#### SUPPLIED MATERIAL

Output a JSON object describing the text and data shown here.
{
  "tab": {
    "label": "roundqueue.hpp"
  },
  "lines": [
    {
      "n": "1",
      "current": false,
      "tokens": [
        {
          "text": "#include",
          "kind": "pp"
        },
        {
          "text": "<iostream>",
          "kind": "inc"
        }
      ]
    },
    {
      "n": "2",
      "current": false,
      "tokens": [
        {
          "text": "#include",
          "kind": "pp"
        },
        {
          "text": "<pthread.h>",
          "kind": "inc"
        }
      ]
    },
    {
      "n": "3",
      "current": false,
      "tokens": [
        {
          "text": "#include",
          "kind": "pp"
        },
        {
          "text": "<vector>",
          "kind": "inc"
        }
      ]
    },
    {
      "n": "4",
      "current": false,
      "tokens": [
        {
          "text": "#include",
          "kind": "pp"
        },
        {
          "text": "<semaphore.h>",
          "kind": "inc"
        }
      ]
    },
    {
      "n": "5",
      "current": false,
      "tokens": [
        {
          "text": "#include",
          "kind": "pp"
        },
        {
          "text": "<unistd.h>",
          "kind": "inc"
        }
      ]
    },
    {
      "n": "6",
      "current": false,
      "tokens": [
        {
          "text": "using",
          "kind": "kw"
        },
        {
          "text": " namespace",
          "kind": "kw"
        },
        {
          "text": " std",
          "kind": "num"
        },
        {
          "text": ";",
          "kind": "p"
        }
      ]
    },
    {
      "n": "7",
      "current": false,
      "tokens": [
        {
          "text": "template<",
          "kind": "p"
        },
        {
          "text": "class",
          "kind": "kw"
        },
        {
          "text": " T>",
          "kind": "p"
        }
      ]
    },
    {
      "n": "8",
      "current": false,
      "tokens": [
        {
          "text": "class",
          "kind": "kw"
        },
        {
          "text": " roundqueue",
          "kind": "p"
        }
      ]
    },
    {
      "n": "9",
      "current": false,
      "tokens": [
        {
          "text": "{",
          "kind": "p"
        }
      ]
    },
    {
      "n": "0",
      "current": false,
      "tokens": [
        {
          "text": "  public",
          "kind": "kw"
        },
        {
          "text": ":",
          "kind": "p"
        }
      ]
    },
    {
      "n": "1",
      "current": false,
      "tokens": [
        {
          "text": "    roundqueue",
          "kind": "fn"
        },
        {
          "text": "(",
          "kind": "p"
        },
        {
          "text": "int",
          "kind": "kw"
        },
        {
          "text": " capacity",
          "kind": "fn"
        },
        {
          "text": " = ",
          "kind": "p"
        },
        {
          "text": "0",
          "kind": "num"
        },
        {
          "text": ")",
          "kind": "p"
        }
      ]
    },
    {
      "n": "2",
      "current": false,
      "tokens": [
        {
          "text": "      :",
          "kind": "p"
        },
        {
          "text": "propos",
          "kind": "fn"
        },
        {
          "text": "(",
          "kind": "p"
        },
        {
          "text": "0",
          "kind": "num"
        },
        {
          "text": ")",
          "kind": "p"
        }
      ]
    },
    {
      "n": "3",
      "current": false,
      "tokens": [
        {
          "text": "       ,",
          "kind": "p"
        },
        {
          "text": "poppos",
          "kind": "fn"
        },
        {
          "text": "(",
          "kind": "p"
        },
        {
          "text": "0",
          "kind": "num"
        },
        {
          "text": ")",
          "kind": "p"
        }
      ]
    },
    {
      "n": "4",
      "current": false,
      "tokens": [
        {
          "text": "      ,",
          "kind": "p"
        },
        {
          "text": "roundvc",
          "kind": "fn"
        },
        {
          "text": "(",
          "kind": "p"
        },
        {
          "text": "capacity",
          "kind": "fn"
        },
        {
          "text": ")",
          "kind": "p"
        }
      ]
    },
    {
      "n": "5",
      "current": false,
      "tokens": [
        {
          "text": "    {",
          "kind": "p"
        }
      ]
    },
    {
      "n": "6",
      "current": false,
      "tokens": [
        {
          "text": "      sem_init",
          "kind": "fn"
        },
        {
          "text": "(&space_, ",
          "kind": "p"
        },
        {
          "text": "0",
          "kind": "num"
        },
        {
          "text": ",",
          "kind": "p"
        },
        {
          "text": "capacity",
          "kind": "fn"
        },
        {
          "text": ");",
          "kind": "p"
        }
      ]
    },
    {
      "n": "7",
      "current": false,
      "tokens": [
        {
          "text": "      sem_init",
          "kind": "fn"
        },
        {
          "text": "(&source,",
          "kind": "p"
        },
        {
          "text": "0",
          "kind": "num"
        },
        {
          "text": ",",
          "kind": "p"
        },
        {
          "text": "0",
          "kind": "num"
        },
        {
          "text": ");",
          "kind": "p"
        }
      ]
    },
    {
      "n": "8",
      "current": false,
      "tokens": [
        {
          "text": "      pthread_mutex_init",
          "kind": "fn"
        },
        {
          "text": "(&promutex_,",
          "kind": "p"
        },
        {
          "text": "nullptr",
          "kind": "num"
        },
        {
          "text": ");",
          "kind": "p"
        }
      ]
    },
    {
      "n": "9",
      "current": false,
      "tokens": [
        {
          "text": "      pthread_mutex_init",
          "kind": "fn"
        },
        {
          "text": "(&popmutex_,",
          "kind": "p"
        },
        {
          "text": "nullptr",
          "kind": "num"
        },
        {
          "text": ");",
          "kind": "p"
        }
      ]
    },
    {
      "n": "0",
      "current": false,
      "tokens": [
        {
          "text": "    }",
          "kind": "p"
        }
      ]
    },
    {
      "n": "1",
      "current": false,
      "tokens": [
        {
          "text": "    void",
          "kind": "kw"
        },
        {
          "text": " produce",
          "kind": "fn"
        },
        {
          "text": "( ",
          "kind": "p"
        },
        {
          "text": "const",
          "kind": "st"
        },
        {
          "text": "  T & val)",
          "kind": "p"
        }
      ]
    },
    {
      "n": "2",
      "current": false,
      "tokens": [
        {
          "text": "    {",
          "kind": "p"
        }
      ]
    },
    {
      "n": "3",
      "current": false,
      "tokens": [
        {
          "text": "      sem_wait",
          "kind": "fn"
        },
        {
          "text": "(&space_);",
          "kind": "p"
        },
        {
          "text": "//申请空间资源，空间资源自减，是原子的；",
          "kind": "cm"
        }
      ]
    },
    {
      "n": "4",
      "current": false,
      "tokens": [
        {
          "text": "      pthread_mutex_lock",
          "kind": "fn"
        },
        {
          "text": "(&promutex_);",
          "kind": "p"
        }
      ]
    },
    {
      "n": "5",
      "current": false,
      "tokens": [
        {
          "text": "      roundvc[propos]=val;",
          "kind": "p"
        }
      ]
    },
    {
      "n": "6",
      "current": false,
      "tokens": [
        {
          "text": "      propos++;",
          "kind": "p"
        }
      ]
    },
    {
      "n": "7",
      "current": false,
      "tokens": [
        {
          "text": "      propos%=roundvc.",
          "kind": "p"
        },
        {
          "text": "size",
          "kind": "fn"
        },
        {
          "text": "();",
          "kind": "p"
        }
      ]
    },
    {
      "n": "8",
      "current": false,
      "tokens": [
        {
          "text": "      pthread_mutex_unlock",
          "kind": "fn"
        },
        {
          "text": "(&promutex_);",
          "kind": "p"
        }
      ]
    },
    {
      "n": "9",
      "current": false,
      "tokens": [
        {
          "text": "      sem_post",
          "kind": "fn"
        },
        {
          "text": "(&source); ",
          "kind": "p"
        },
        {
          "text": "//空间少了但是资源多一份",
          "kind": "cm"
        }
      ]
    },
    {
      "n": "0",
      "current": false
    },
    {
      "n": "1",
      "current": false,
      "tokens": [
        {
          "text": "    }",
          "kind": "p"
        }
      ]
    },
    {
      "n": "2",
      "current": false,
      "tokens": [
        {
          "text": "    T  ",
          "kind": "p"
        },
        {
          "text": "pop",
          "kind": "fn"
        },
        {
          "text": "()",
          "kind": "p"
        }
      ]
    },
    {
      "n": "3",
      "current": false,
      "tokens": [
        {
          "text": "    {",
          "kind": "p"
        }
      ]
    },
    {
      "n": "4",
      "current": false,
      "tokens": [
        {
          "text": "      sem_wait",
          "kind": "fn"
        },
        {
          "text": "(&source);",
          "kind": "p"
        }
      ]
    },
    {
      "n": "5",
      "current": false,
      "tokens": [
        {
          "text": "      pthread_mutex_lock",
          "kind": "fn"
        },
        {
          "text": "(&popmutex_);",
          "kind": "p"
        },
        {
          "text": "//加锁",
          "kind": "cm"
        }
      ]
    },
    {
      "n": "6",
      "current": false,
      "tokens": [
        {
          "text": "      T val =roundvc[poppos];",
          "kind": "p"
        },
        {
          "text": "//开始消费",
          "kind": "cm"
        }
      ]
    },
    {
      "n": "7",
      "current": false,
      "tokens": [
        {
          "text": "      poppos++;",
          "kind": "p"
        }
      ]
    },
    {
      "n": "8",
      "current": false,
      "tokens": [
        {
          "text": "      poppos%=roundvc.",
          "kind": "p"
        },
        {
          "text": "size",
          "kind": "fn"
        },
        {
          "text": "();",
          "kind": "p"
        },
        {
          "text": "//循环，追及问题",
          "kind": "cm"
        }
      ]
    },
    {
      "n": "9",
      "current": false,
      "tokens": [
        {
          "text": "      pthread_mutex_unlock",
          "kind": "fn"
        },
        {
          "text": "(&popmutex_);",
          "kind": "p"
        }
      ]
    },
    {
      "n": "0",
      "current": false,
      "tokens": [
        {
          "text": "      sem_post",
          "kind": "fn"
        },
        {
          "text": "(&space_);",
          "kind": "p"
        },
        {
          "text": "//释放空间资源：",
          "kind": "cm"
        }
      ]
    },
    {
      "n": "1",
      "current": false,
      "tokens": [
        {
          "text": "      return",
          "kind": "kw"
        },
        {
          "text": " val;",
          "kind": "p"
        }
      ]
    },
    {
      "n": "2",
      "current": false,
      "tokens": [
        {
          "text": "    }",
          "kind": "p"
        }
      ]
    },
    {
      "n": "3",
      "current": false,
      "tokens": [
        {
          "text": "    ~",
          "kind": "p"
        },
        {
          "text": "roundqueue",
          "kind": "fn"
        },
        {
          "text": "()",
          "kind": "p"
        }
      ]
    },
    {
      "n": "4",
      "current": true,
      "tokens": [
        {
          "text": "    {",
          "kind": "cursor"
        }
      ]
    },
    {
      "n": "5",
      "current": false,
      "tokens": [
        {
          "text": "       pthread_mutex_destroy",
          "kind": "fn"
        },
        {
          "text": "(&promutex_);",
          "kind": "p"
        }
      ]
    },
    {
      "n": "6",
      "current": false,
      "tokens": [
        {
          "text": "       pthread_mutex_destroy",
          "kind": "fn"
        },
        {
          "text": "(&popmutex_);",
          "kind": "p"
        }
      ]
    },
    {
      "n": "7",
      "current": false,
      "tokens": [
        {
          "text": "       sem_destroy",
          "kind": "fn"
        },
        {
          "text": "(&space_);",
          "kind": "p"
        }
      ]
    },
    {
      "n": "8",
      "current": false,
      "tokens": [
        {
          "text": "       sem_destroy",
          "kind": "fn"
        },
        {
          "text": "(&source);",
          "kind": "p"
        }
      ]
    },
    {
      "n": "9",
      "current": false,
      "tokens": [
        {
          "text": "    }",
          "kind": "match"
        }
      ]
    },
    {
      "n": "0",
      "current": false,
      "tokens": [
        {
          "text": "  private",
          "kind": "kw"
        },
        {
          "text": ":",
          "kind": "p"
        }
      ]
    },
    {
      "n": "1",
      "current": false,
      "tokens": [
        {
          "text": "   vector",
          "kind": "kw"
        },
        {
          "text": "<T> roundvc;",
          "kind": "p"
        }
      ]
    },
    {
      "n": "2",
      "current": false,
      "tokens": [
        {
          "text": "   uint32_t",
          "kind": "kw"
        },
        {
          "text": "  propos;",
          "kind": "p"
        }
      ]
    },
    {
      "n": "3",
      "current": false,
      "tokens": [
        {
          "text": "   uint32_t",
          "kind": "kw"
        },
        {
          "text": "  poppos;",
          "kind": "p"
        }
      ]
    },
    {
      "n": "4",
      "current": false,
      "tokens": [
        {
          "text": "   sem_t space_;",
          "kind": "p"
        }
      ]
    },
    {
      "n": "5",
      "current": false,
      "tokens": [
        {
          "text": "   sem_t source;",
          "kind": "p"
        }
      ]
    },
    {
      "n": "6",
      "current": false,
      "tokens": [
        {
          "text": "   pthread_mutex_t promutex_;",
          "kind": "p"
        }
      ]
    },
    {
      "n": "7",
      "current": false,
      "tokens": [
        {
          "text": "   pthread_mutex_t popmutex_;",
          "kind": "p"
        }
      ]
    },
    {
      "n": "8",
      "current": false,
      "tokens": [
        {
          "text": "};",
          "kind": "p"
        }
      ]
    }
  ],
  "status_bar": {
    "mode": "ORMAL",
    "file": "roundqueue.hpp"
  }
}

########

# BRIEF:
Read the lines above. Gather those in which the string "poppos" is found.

# WRITTEN ANSWER:
          "text": "poppos",
          "text": "      T val =roundvc[poppos];",
          "text": "      poppos++;",
          "text": "      poppos%=roundvc.",
          "text": "  poppos;",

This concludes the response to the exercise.